On Thursday, representatives from Health Advocates Rejecting Marijuana ( HARM ), spoke to an audience at the conference center at Choctaw Casino in Durant about the danger and prevention of marijuana use. The conference was hosted by the Bryan County Turning point Drug Free Community Coalition and the Wichita Mountains Prevention Network.
The goals of HARM are “to decrease the accessibility/ availability of marijuana-related paraphernalia and to minimize messages that encourage, normalize or trivialize marijuana use” and “to reduce marijuana use by youth, to lessen the problems associated with the accessibility and use of marijuana by youth and to change the perception that marijuana is harmless.”

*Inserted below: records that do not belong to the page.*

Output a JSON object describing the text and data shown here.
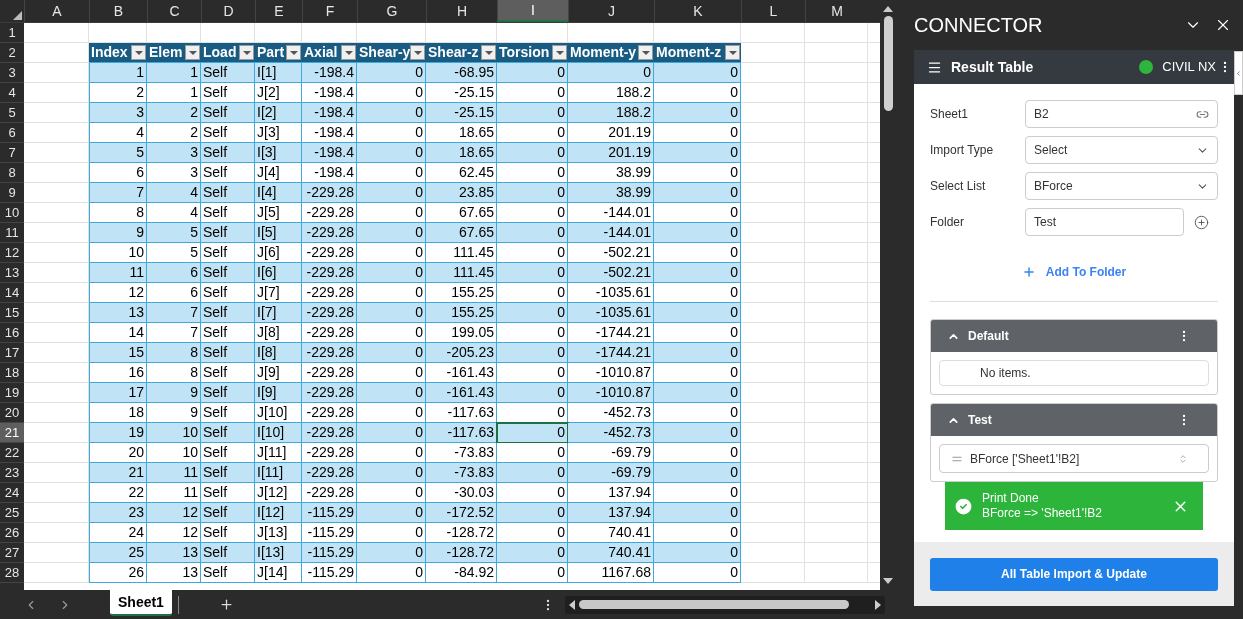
{
  "sheet": {
    "columns": [
      {
        "label": "A",
        "selected": false
      },
      {
        "label": "B",
        "selected": false
      },
      {
        "label": "C",
        "selected": false
      },
      {
        "label": "D",
        "selected": false
      },
      {
        "label": "E",
        "selected": false
      },
      {
        "label": "F",
        "selected": false
      },
      {
        "label": "G",
        "selected": false
      },
      {
        "label": "H",
        "selected": false
      },
      {
        "label": "I",
        "selected": true
      },
      {
        "label": "J",
        "selected": false
      },
      {
        "label": "K",
        "selected": false
      },
      {
        "label": "L",
        "selected": false
      },
      {
        "label": "M",
        "selected": false
      }
    ],
    "rows": [
      {
        "label": "1",
        "selected": false
      },
      {
        "label": "2",
        "selected": false
      },
      {
        "label": "3",
        "selected": false
      },
      {
        "label": "4",
        "selected": false
      },
      {
        "label": "5",
        "selected": false
      },
      {
        "label": "6",
        "selected": false
      },
      {
        "label": "7",
        "selected": false
      },
      {
        "label": "8",
        "selected": false
      },
      {
        "label": "9",
        "selected": false
      },
      {
        "label": "10",
        "selected": false
      },
      {
        "label": "11",
        "selected": false
      },
      {
        "label": "12",
        "selected": false
      },
      {
        "label": "13",
        "selected": false
      },
      {
        "label": "14",
        "selected": false
      },
      {
        "label": "15",
        "selected": false
      },
      {
        "label": "16",
        "selected": false
      },
      {
        "label": "17",
        "selected": false
      },
      {
        "label": "18",
        "selected": false
      },
      {
        "label": "19",
        "selected": false
      },
      {
        "label": "20",
        "selected": false
      },
      {
        "label": "21",
        "selected": true
      },
      {
        "label": "22",
        "selected": false
      },
      {
        "label": "23",
        "selected": false
      },
      {
        "label": "24",
        "selected": false
      },
      {
        "label": "25",
        "selected": false
      },
      {
        "label": "26",
        "selected": false
      },
      {
        "label": "27",
        "selected": false
      },
      {
        "label": "28",
        "selected": false
      }
    ],
    "table": {
      "columns": [
        {
          "label": "Index",
          "kind": "number"
        },
        {
          "label": "Elem",
          "kind": "number"
        },
        {
          "label": "Load",
          "kind": "text"
        },
        {
          "label": "Part",
          "kind": "text"
        },
        {
          "label": "Axial",
          "kind": "number"
        },
        {
          "label": "Shear-y",
          "kind": "number"
        },
        {
          "label": "Shear-z",
          "kind": "number"
        },
        {
          "label": "Torsion",
          "kind": "number"
        },
        {
          "label": "Moment-y",
          "kind": "number"
        },
        {
          "label": "Moment-z",
          "kind": "number"
        }
      ],
      "rows": [
        [
          "1",
          "1",
          "Self",
          "I[1]",
          "-198.4",
          "0",
          "-68.95",
          "0",
          "0",
          "0"
        ],
        [
          "2",
          "1",
          "Self",
          "J[2]",
          "-198.4",
          "0",
          "-25.15",
          "0",
          "188.2",
          "0"
        ],
        [
          "3",
          "2",
          "Self",
          "I[2]",
          "-198.4",
          "0",
          "-25.15",
          "0",
          "188.2",
          "0"
        ],
        [
          "4",
          "2",
          "Self",
          "J[3]",
          "-198.4",
          "0",
          "18.65",
          "0",
          "201.19",
          "0"
        ],
        [
          "5",
          "3",
          "Self",
          "I[3]",
          "-198.4",
          "0",
          "18.65",
          "0",
          "201.19",
          "0"
        ],
        [
          "6",
          "3",
          "Self",
          "J[4]",
          "-198.4",
          "0",
          "62.45",
          "0",
          "38.99",
          "0"
        ],
        [
          "7",
          "4",
          "Self",
          "I[4]",
          "-229.28",
          "0",
          "23.85",
          "0",
          "38.99",
          "0"
        ],
        [
          "8",
          "4",
          "Self",
          "J[5]",
          "-229.28",
          "0",
          "67.65",
          "0",
          "-144.01",
          "0"
        ],
        [
          "9",
          "5",
          "Self",
          "I[5]",
          "-229.28",
          "0",
          "67.65",
          "0",
          "-144.01",
          "0"
        ],
        [
          "10",
          "5",
          "Self",
          "J[6]",
          "-229.28",
          "0",
          "111.45",
          "0",
          "-502.21",
          "0"
        ],
        [
          "11",
          "6",
          "Self",
          "I[6]",
          "-229.28",
          "0",
          "111.45",
          "0",
          "-502.21",
          "0"
        ],
        [
          "12",
          "6",
          "Self",
          "J[7]",
          "-229.28",
          "0",
          "155.25",
          "0",
          "-1035.61",
          "0"
        ],
        [
          "13",
          "7",
          "Self",
          "I[7]",
          "-229.28",
          "0",
          "155.25",
          "0",
          "-1035.61",
          "0"
        ],
        [
          "14",
          "7",
          "Self",
          "J[8]",
          "-229.28",
          "0",
          "199.05",
          "0",
          "-1744.21",
          "0"
        ],
        [
          "15",
          "8",
          "Self",
          "I[8]",
          "-229.28",
          "0",
          "-205.23",
          "0",
          "-1744.21",
          "0"
        ],
        [
          "16",
          "8",
          "Self",
          "J[9]",
          "-229.28",
          "0",
          "-161.43",
          "0",
          "-1010.87",
          "0"
        ],
        [
          "17",
          "9",
          "Self",
          "I[9]",
          "-229.28",
          "0",
          "-161.43",
          "0",
          "-1010.87",
          "0"
        ],
        [
          "18",
          "9",
          "Self",
          "J[10]",
          "-229.28",
          "0",
          "-117.63",
          "0",
          "-452.73",
          "0"
        ],
        [
          "19",
          "10",
          "Self",
          "I[10]",
          "-229.28",
          "0",
          "-117.63",
          "0",
          "-452.73",
          "0"
        ],
        [
          "20",
          "10",
          "Self",
          "J[11]",
          "-229.28",
          "0",
          "-73.83",
          "0",
          "-69.79",
          "0"
        ],
        [
          "21",
          "11",
          "Self",
          "I[11]",
          "-229.28",
          "0",
          "-73.83",
          "0",
          "-69.79",
          "0"
        ],
        [
          "22",
          "11",
          "Self",
          "J[12]",
          "-229.28",
          "0",
          "-30.03",
          "0",
          "137.94",
          "0"
        ],
        [
          "23",
          "12",
          "Self",
          "I[12]",
          "-115.29",
          "0",
          "-172.52",
          "0",
          "137.94",
          "0"
        ],
        [
          "24",
          "12",
          "Self",
          "J[13]",
          "-115.29",
          "0",
          "-128.72",
          "0",
          "740.41",
          "0"
        ],
        [
          "25",
          "13",
          "Self",
          "I[13]",
          "-115.29",
          "0",
          "-128.72",
          "0",
          "740.41",
          "0"
        ],
        [
          "26",
          "13",
          "Self",
          "J[14]",
          "-115.29",
          "0",
          "-84.92",
          "0",
          "1167.68",
          "0"
        ]
      ]
    },
    "tabs": [
      {
        "label": "Sheet1",
        "selected": true
      }
    ]
  },
  "panel": {
    "title": "CONNECTOR",
    "header": {
      "title": "Result Table",
      "status": "CIVIL NX",
      "connected": true
    },
    "fields": [
      {
        "label": "Sheet1",
        "value": "B2",
        "kind": "link"
      },
      {
        "label": "Import Type",
        "value": "Select",
        "kind": "select"
      },
      {
        "label": "Select List",
        "value": "BForce",
        "kind": "select"
      },
      {
        "label": "Folder",
        "value": "Test",
        "kind": "folder"
      }
    ],
    "add_button": "Add To Folder",
    "folders": [
      {
        "name": "Default",
        "expanded": true,
        "empty_text": "No items."
      },
      {
        "name": "Test",
        "expanded": true,
        "items": [
          "BForce ['Sheet1'!B2]"
        ]
      }
    ],
    "toast": {
      "title": "Print Done",
      "message": "BForce => 'Sheet1'!B2"
    },
    "main_button": "All Table Import & Update"
  }
}
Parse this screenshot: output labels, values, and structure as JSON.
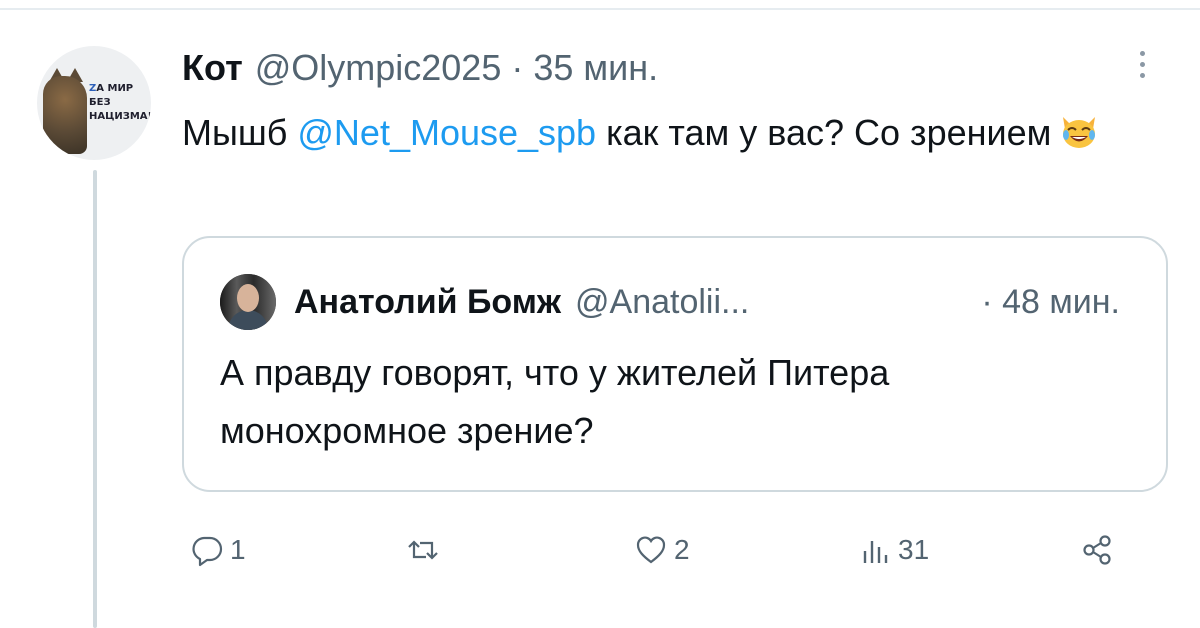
{
  "tweet": {
    "author_name": "Кот",
    "author_handle": "@Olympic2025",
    "separator": "·",
    "time": "35 мин.",
    "avatar_text_line1_z": "Z",
    "avatar_text_line1": "А МИР",
    "avatar_text_line2": "БЕЗ НАЦИЗМА!",
    "text_before": "Мышб ",
    "mention": "@Net_Mouse_spb",
    "text_after": " как там у вас? Со зрением",
    "emoji": "cat-tears-of-joy-icon"
  },
  "quote": {
    "author_name": "Анатолий Бомж",
    "author_handle": "@Anatolii...",
    "time": "· 48 мин.",
    "text": "А правду говорят, что у жителей Питера монохромное зрение?"
  },
  "actions": {
    "replies": "1",
    "retweets": "",
    "likes": "2",
    "views": "31"
  },
  "colors": {
    "mention": "#1d9bf0",
    "secondary_text": "#536471",
    "border": "#cfd9de"
  }
}
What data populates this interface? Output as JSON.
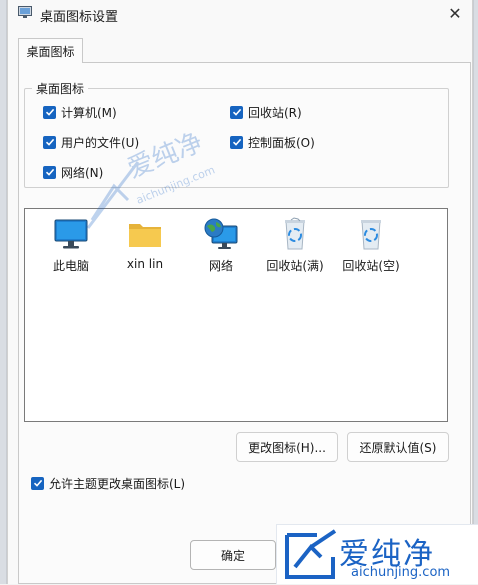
{
  "window": {
    "title": "桌面图标设置"
  },
  "tab": {
    "label": "桌面图标"
  },
  "group": {
    "legend": "桌面图标",
    "checkboxes": [
      {
        "label": "计算机(M)",
        "checked": true
      },
      {
        "label": "回收站(R)",
        "checked": true
      },
      {
        "label": "用户的文件(U)",
        "checked": true
      },
      {
        "label": "控制面板(O)",
        "checked": true
      },
      {
        "label": "网络(N)",
        "checked": true
      }
    ]
  },
  "icons": [
    {
      "label": "此电脑",
      "icon": "monitor-icon"
    },
    {
      "label": "xin lin",
      "icon": "folder-icon"
    },
    {
      "label": "网络",
      "icon": "network-globe-icon"
    },
    {
      "label": "回收站(满)",
      "icon": "recycle-bin-full-icon"
    },
    {
      "label": "回收站(空)",
      "icon": "recycle-bin-empty-icon"
    }
  ],
  "buttons": {
    "change_icon": "更改图标(H)...",
    "restore_default": "还原默认值(S)",
    "ok": "确定"
  },
  "allow_themes": {
    "label": "允许主题更改桌面图标(L)",
    "checked": true
  },
  "watermark": {
    "text_cn": "爱纯净",
    "url": "aichunjing.com"
  },
  "colors": {
    "accent": "#1664c0",
    "watermark": "#1b63c4"
  }
}
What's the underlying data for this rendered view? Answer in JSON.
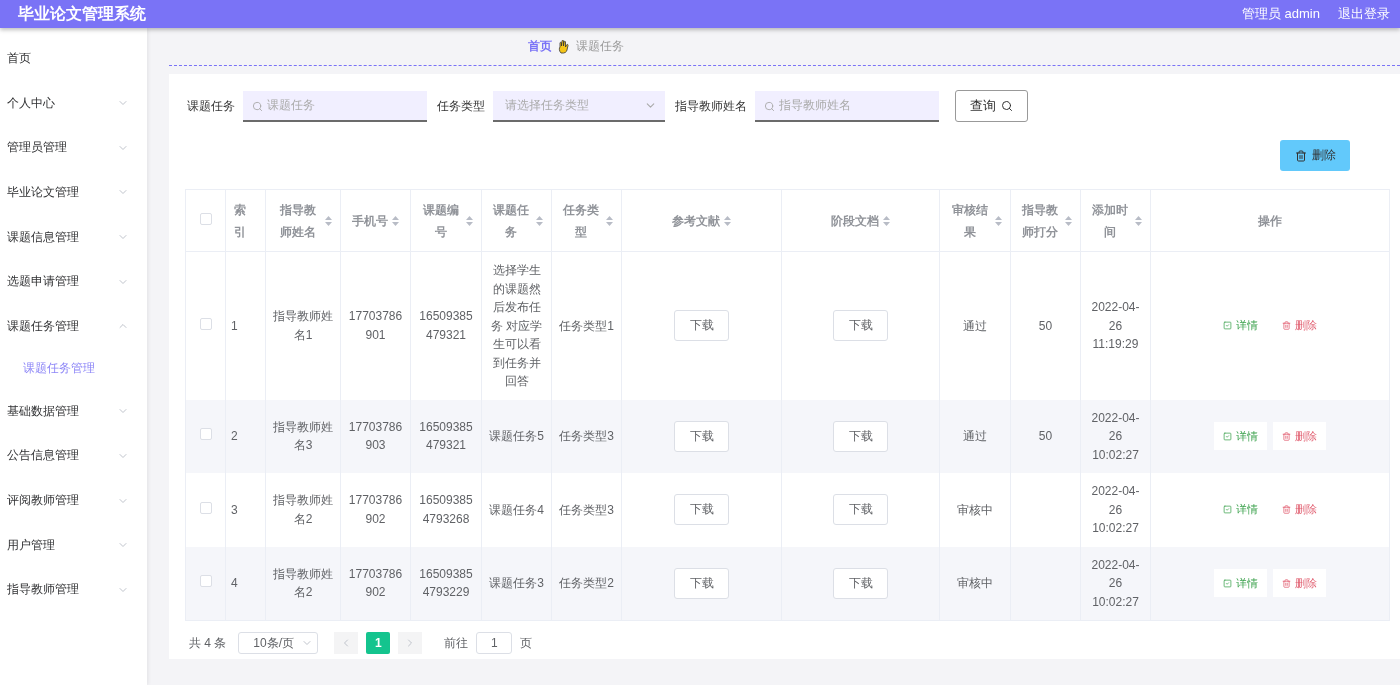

During the conference, the following five policy campaigns were discussed in-depth: head shop policy, retailers policy, special events and outdoor venues policy, dispensaries policy and media normalization. John Byrom, co-facilitator of HARM, and Rebecca Hernandez, a policy co-chair, spoke to the audience about marijuana use in San Diego County, California. In 1996, California passed a law legalizing the use, possession and cultivation of marijuana by patients who possess a “written or oral recommendation” from a physician that he or she “would benefit from medical marijuana.”
Byrom said he actively protested the law and has been fighting against marijuana use in California ever since. Hernandez became involved working against marijuana use when she was employed at a San Diego high school working with at-risk high school students. She said she saw how drugs and alcohol were negatively affecting their lives and futures.
“We’re losing a whole generation of kids to drug use,” she said. During the presentation, the team spoke about different initiatives of the organization and how they have worked to stop the prevalence of the glamorization of drug use in society. They showed pictures of clothing, shoes, belts, bags and other items found in major stores in California. Pictures and clips of sound and video were also viewed that showed how HARM has been actively fighting marijuana use in San Diego County.
Hernandez said, “We need to stand up to the bully. We’re going to lose our nation if we let people like that [advocates of marijuana use] move forward and that’s why we’re sharing what’s going on in California with other states.”
Byrom urges residents of Southeastern Oklahoma to take a stand against marijuana use and work to prevent its prevalence in the community.
“You can stop it and that’s what’s great. You can stop it from growing to the point of California and you can be the prevention. You have the ability because it hasn’t taken hold here; it’s nothing compared to California. If you can stop it before it happens, that’s the whole idea of prevention. ”
According to Gwynn Busby, Wichita Mountains Prevention Network regional coordinator, marijuana use was chosen as a priority issue in Bryan County because of the high rate of admission into treatment with marijuana designated as the drug of choice. Southeastern Oklahoma State University’s arrest records show 100% of drug arrest for students 18 and over at the university had marijuana included with other drugs that were confiscated. Slightly over one-third of the Bryan County Court’s cases are related to marijuana charges. These charges include: possession, intent to sell, cultivate, and paraphernalia.
Source: Durant Daily Democrat (OK)
Copyright: 2012 Durant Daily Democrat.
Author: Brittany Snapp